One of the county’s most unusual historic farms will soon be added to the National Register of Historic Places: Wild Goose Farm. Built for Rezin Davis (R.D.) Shepherd in the mid-1840s, the Greek Revival-style farmhouse was remodeled in the Colonial Revival c.1911 and stylistically demonstrates Shepherd’s ties to New Orleans, where he was a successful sugar merchant. It incorporates an earlier home, built around 1810 for George Stipp, and contains a large and extraordinary collection of outbuildings.
R.D. Shepherd was the oldest son of Abraham Shepherd, who, by the time of his death in 1822, owned most of the land in the Terrapin Neck area north of Shepherdstown. R.D.’s grandfather was Thomas Shepherd, for whom the town was named.
Like his father, R.D. focused on stock breeding in his farming operations at a time when most Jefferson County farms focused on staple grains. The Shepherd family’s stock farm was a joint venture between several members of the family with the day-to-day operations run by R.D.’s brother, Henry, at nearby Springwood. They imported Leicester sheep, short-horned cattle, and Berkshire and Suffolk hogs from England.

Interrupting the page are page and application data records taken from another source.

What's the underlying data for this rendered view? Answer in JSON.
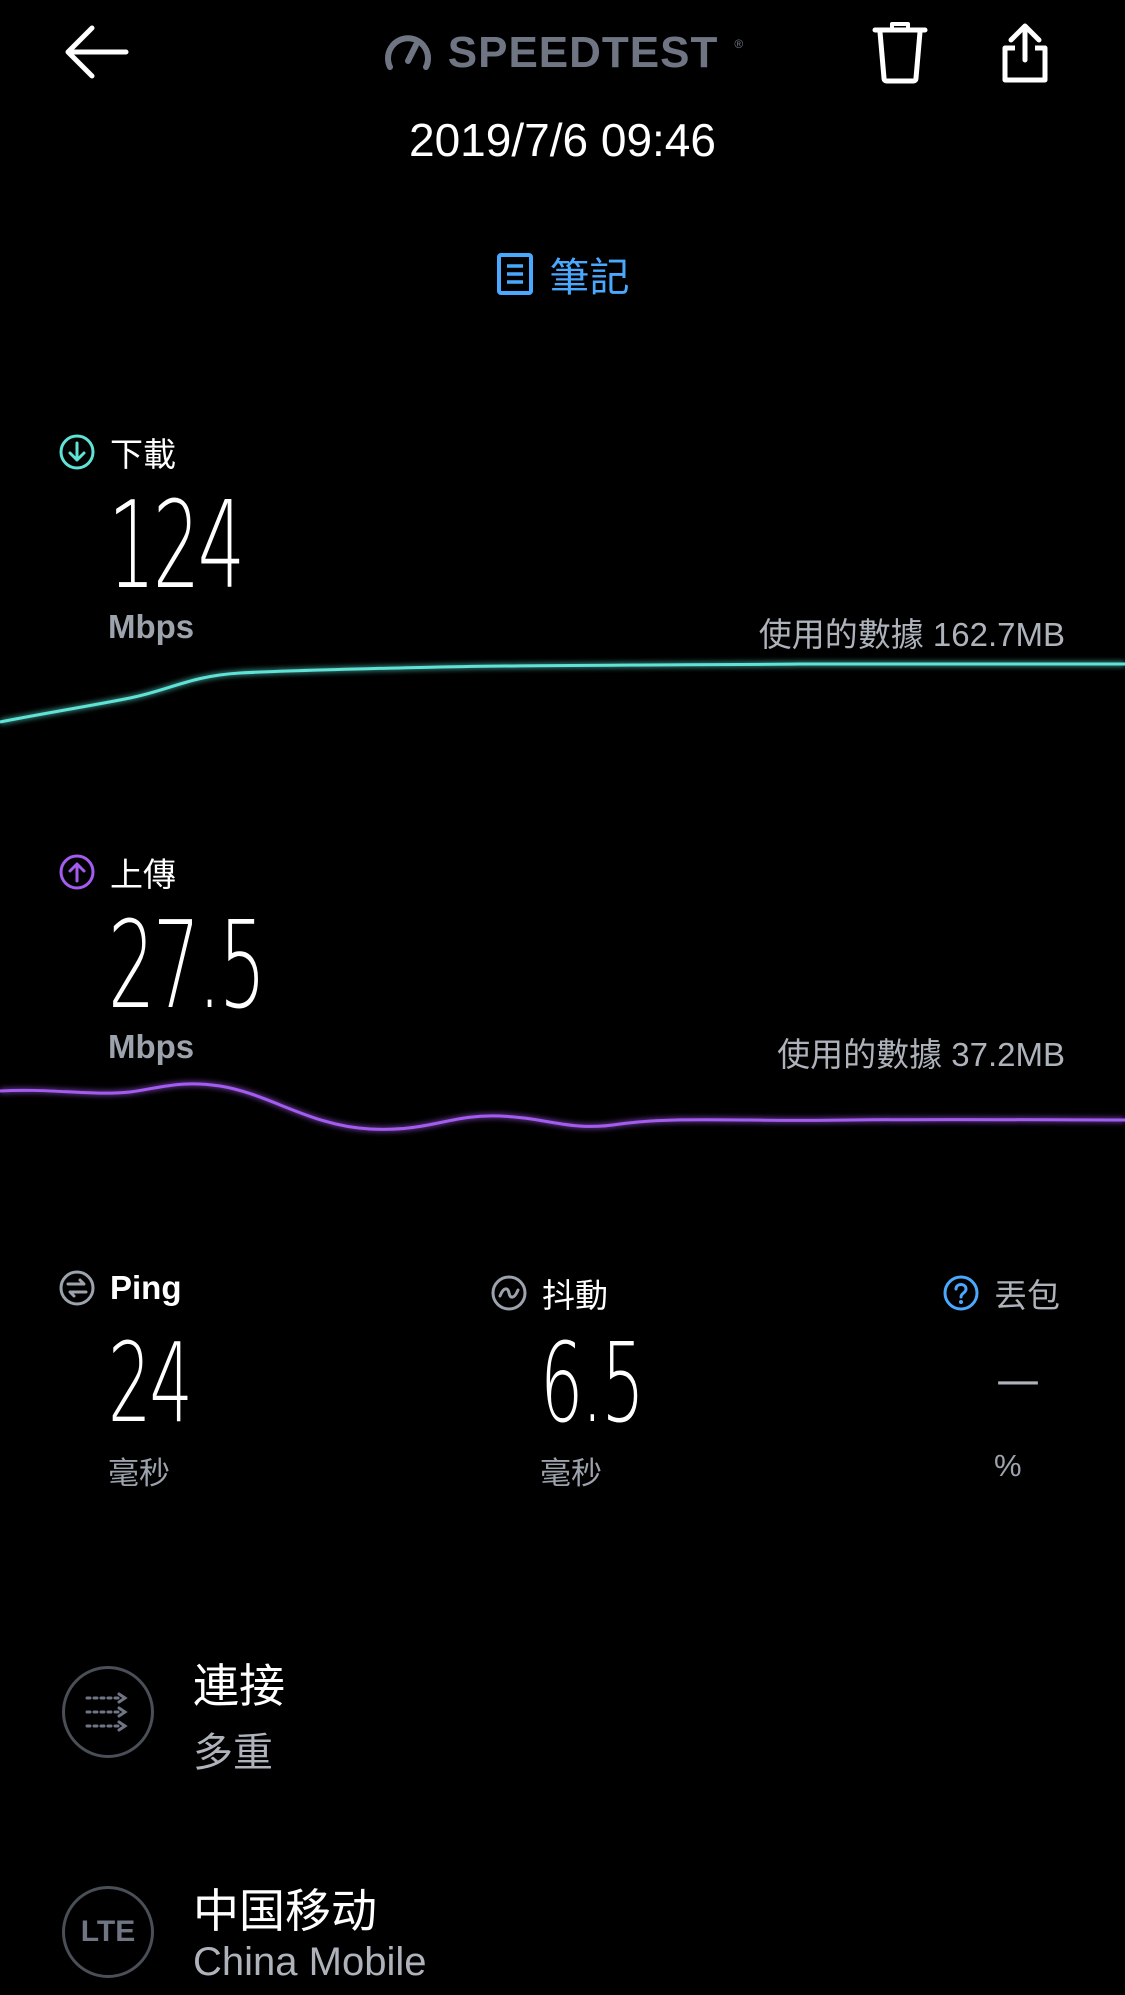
{
  "header": {
    "brand": "SPEEDTEST",
    "brand_tm": "®",
    "back_icon": "arrow-left-icon",
    "delete_icon": "trash-icon",
    "share_icon": "share-icon"
  },
  "result": {
    "datetime": "2019/7/6 09:46",
    "note_label": "筆記"
  },
  "download": {
    "label": "下載",
    "value": "124",
    "unit": "Mbps",
    "data_used": "使用的數據 162.7MB",
    "color": "#5fe3d6"
  },
  "upload": {
    "label": "上傳",
    "value": "27.5",
    "unit": "Mbps",
    "data_used": "使用的數據 37.2MB",
    "color": "#a45cf0"
  },
  "metrics": {
    "ping": {
      "label": "Ping",
      "value": "24",
      "unit": "毫秒"
    },
    "jitter": {
      "label": "抖動",
      "value": "6.5",
      "unit": "毫秒"
    },
    "loss": {
      "label": "丟包",
      "value": "—",
      "unit": "%"
    }
  },
  "connection": {
    "title": "連接",
    "subtitle": "多重"
  },
  "carrier": {
    "badge": "LTE",
    "title": "中国移动",
    "subtitle": "China Mobile"
  }
}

The Wild Goose Farm home itself is massive (over 9,000 square feet) and U-shaped with an irregular, meandering plan that local architectural historian John Allen says “was a harbinger of what would become popular locally in the Victorian era.”
In his book, Uncommon Vernacular, the fundamental treatise on the early architecture of Jefferson County, Allen dedicates a large paragraph to Wild Goose’s wash house. The structure, built as a Greek temple, features the finest stonework in the county, with large, smooth limestone blocks and fine “butter” joints. “No other building in the county has such precise and sophisticated masonry,” he said. It was built for R.D. around 1845. He brought over a young German stonemason named Conrad Smith, who is believed to have laid the foundation of the new home and built the wash house and expertly constructed stone walls that define the farm. The home has other unique features, like a formal garden behind the house that, at one time, had a bathtub connected to a nearby water tower for bathing alfresco.

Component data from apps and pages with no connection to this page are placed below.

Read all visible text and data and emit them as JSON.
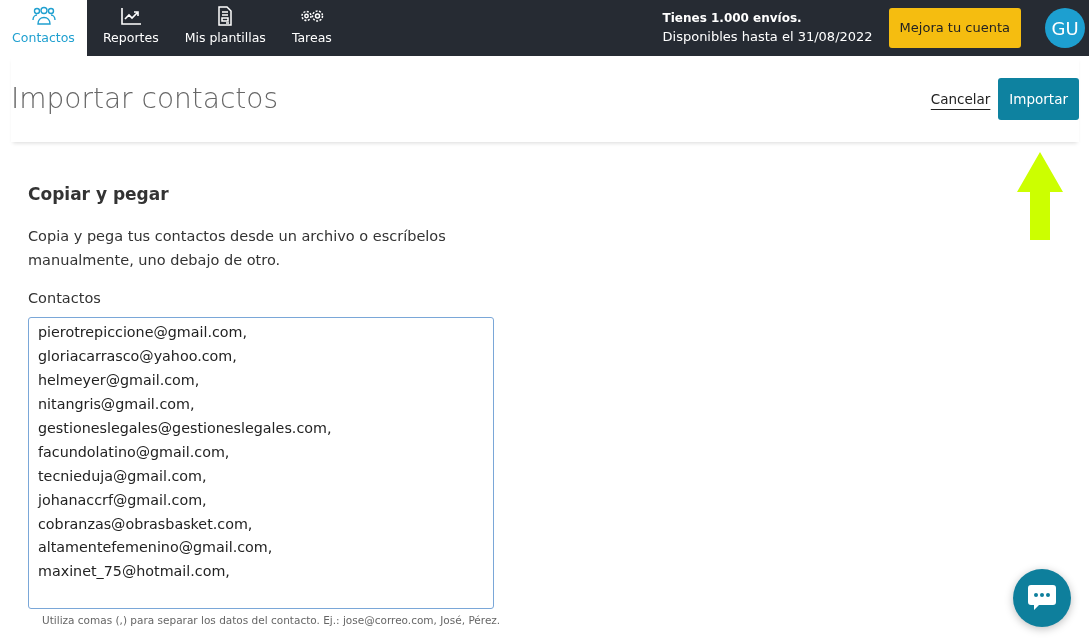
{
  "nav": {
    "items": [
      {
        "label": "Contactos",
        "selected": true
      },
      {
        "label": "Reportes",
        "selected": false
      },
      {
        "label": "Mis plantillas",
        "selected": false
      },
      {
        "label": "Tareas",
        "selected": false
      }
    ],
    "plan": {
      "title": "Tienes 1.000 envíos.",
      "subtitle": "Disponibles hasta el 31/08/2022"
    },
    "upgrade_button": "Mejora tu cuenta",
    "avatar": "GU"
  },
  "header": {
    "title": "Importar contactos",
    "cancel": "Cancelar",
    "import": "Importar"
  },
  "section": {
    "title": "Copiar y pegar",
    "description": "Copia y pega tus contactos desde un archivo o escríbelos manualmente, uno debajo de otro.",
    "field_label": "Contactos",
    "value": [
      "pierotrepiccione@gmail.com,",
      "gloriacarrasco@yahoo.com,",
      "helmeyer@gmail.com,",
      "nitangris@gmail.com,",
      "gestioneslegales@gestioneslegales.com,",
      "facundolatino@gmail.com,",
      "tecnieduja@gmail.com,",
      "johanaccrf@gmail.com,",
      "cobranzas@obrasbasket.com,",
      "altamentefemenino@gmail.com,",
      "maxinet_75@hotmail.com,"
    ],
    "help": "Utiliza comas (,) para separar los datos del contacto. Ej.: jose@correo.com, José, Pérez."
  }
}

A Surviving Testament
By 1850, R.D. had accumulated over 700 acres, and his farm was valued at $240,000, an enormous sum at the time. In 1859, he paid for the construction of a town hall in Shepherdstown, now known as McMurran Hall, the centerpiece of the Shepherd University campus. He passed away in 1865, but Wild Goose Farm remained in the Shepherd family until 1911, when it was purchased by New York engineer Edwin Jarrett, who commissioned the Colonial Revival updates that now characterize the exterior. Later owners include NASA engineer Robert Moss and former West Virginia governor Gaston Caperton.
The new owner of Wild Goose Farm, Jay Clemens, is on the board of the National Trust for Historic Preservation, and has begun some needed maintenance on the historic 150-year-old farm. The c.1840 Pennsylvania bank barn, with its 3,250 square feet of open space, is available to rent as an event space, and the farm, with its rolling hills and picturesque ponds, is one of the most beautiful in the county.
The farmhouse has remained virtually unchanged since its 1911 renovation, a surviving testament to the wealth and influence of one of the most prominent families in Jefferson County’s history.
— Lauren Kelly represents the Jefferson County Historic Landmarks Commission.